In a radio broadcast Thursday, President Carlos Flores Facusse appealed to the United States and other countries to increase aid to his stricken nation and forgive its debts.
But he also called on his countrymen to ``redouble your efforts and your work to rebuild the country as rapidly as possible.″
``The time has come for us to jointly face the apocalyptic reality of our villages and cities ... and try to create a Honduras that is renewed, vigorous, modern and better,″ Flores Facusse said.
Despite the recovery efforts, the nation’s top business group urged the government to extend a curfew and state of emergency imposed Nov. 2 to try to prevent looting.
Without unlimited police authority to arrest and jail suspects, ``there will be chaos, desperation and more robberies,″ said Rigoberto Stefan, vice president of the Honduran Private Enterprise Council.
Meanwhile, aid continued to arrive from across the globe.
The Rome-base U.N. World Food Program announced it would distribute more than 100,000 tons of rice, corn, fish and oil over the next six months in the hurricane-hit countries.
``With emergency assistance, these people are at extreme nutritional risk _ in addition to facing the threat of cholera and other diseases,″ said Catherine Bertini, the agency’s executive director.
Flores Facusse said repairs could cost four times Honduras’ $1.2 billion annual budget.
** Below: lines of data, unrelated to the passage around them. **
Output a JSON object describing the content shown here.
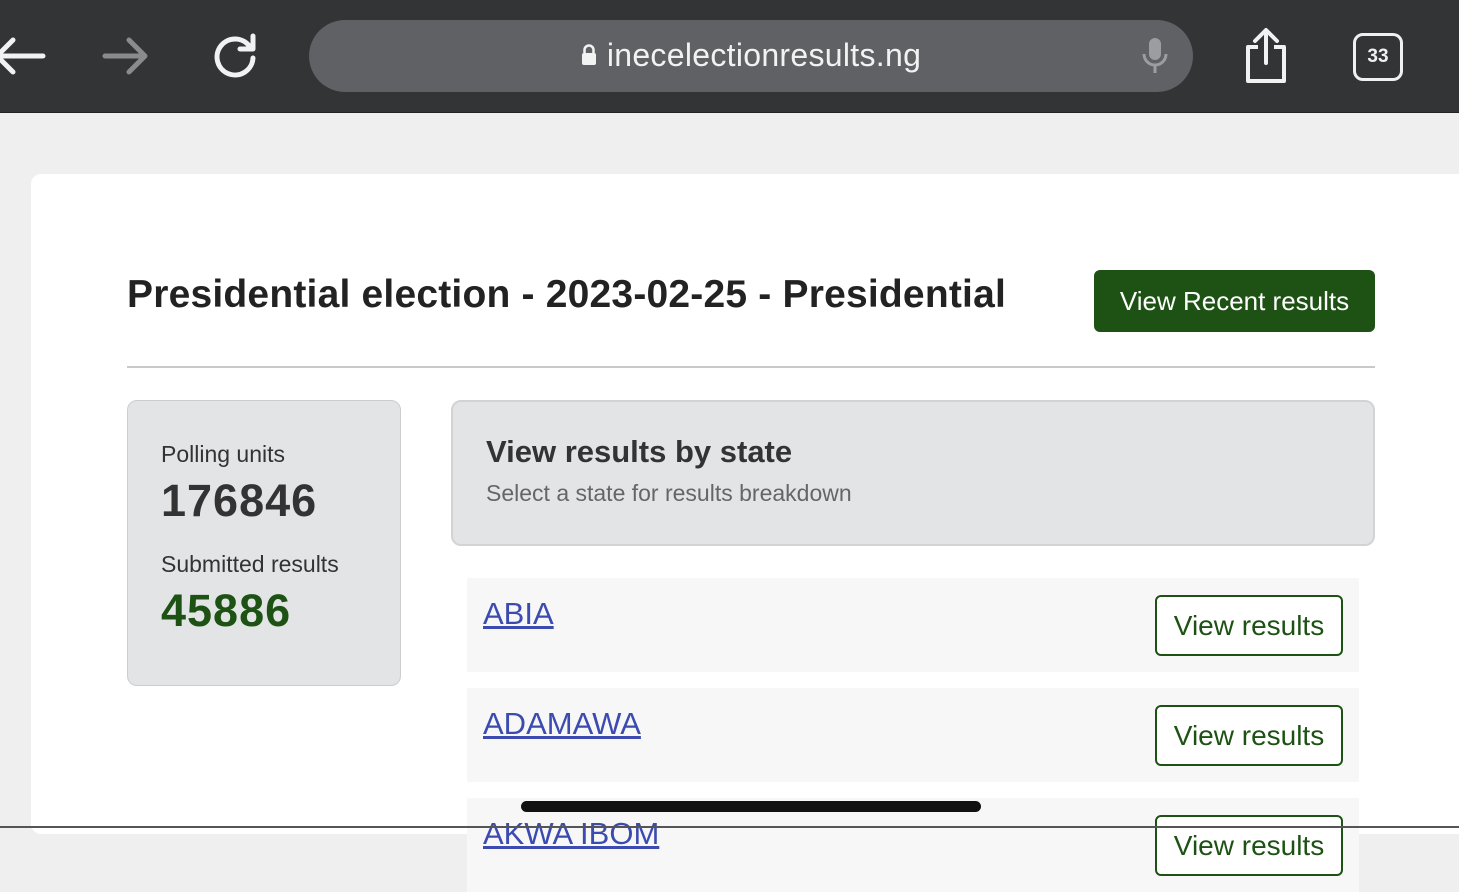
{
  "browser": {
    "url": "inecelectionresults.ng",
    "tab_count": "33"
  },
  "page": {
    "title": "Presidential election - 2023-02-25 - Presidential",
    "recent_button": "View Recent results"
  },
  "stats": {
    "polling_label": "Polling units",
    "polling_value": "176846",
    "submitted_label": "Submitted results",
    "submitted_value": "45886"
  },
  "states_panel": {
    "heading": "View results by state",
    "subheading": "Select a state for results breakdown",
    "rows": [
      {
        "name": "ABIA",
        "button": "View results"
      },
      {
        "name": "ADAMAWA",
        "button": "View results"
      },
      {
        "name": "AKWA IBOM",
        "button": "View results"
      }
    ]
  },
  "colors": {
    "brand_green": "#1d5214",
    "link_blue": "#3b4bb0",
    "toolbar_bg": "#333436"
  }
}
He urged the United States and other countries to forgive Honduras’ $4.3 billion in debt, grant it free-trade status and help with ``a massive supply of fresh resources to aid in rebuilding the country.″
He also asked the European Union to lift limits on banana imports from Central America _ although officials say this year’s Honduran crop is virtually lost.
The United States is part of the Paris Club of creditor nations, which announced Thursday it would likely grant debt relief to Honduras and Nicaragua when it meets in early December.
France on Tuesday canceled debts owed by Nicaragua and Honduras, while Ireland, Britain, Italy, Mexico, Jamaica and dozens of other countries have sent help.
Officials put the Honduran death toll at 7,000, with another 11,000 people injured, 10,000 missing and 800,000 houses damaged. In Nicaragua, the death toll was 2,362 dead, 287 injured, 970 missing and 36,000 houses destroyed or damaged.
Several hundred people also died in Guatemala and El Salvador.
Honduras’ recovery efforts have been set back by a destroyed road system and widespread devastation in Tegucigalpa, the nation’s capital, where seven of 10 bridges were badly damaged.
Tegucigalpa is still practically without piped water. A contaminated lake, created when a massive landslide poured into the Choluteca River, covers nearly 35 million cubic foot, engulfing homes and streets.
Mexican Army engineers worked Thursday to move boulders and tons of dirt to try to widen the course of the river, while students and other volunteers dug with shovels in a light drizzle amid the stench of open sewers.
Walter Francisco Martinez surveyed what was left of his two tiny businesses: a fried chicken stall and a watch repair shop destroyed by the flooding and looters.
``I started this business without a cent years ago,″ he said. ``This was our life. We will do it again.″
``Luckily, we have the formula to rebuild,″ said. ``Hard, honest work.″